Data extracted from a collection:
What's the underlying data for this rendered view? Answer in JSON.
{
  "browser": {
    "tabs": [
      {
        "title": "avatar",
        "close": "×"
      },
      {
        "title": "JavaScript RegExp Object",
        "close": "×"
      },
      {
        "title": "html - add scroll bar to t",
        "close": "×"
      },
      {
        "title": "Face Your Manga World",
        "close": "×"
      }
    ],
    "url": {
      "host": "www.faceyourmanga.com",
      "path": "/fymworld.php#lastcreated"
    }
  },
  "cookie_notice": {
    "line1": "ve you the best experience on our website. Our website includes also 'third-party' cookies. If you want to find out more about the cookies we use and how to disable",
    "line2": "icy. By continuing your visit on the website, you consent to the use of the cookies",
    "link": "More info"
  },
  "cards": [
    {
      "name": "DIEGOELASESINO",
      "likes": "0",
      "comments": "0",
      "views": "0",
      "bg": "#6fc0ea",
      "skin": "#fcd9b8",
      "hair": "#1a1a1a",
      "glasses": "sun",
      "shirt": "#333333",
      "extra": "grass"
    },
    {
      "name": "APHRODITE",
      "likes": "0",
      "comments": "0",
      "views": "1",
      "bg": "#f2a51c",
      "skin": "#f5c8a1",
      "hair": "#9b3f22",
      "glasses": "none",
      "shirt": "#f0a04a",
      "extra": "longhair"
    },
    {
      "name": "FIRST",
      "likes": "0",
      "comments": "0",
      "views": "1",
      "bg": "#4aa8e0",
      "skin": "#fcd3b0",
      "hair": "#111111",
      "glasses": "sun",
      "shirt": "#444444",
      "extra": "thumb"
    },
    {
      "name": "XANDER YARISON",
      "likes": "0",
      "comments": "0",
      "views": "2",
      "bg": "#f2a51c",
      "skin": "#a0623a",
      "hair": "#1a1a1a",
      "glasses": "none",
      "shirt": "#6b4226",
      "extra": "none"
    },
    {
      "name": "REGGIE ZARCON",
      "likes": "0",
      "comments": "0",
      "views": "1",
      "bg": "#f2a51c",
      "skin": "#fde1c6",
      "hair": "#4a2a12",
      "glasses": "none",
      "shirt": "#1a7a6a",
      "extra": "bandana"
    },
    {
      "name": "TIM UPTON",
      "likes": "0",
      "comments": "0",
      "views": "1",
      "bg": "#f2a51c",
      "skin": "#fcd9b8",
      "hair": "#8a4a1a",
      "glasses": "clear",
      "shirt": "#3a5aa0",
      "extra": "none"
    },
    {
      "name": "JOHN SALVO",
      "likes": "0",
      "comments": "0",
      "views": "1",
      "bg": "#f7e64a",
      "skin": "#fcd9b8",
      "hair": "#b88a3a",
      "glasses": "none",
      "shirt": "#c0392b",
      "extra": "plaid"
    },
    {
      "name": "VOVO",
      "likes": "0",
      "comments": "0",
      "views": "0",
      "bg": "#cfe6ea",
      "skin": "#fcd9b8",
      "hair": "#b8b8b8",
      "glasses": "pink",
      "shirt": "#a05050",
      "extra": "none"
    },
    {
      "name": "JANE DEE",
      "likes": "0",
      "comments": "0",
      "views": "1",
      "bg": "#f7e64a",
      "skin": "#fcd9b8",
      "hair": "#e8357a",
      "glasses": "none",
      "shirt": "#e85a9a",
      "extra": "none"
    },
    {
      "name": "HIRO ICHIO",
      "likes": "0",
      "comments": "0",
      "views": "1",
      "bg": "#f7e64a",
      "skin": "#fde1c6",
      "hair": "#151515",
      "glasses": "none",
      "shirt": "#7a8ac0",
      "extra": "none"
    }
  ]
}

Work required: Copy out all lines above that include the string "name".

Written reply:
      "name": "DIEGOELASESINO",
      "name": "APHRODITE",
      "name": "FIRST",
      "name": "XANDER YARISON",
      "name": "REGGIE ZARCON",
      "name": "TIM UPTON",
      "name": "JOHN SALVO",
      "name": "VOVO",
      "name": "JANE DEE",
      "name": "HIRO ICHIO",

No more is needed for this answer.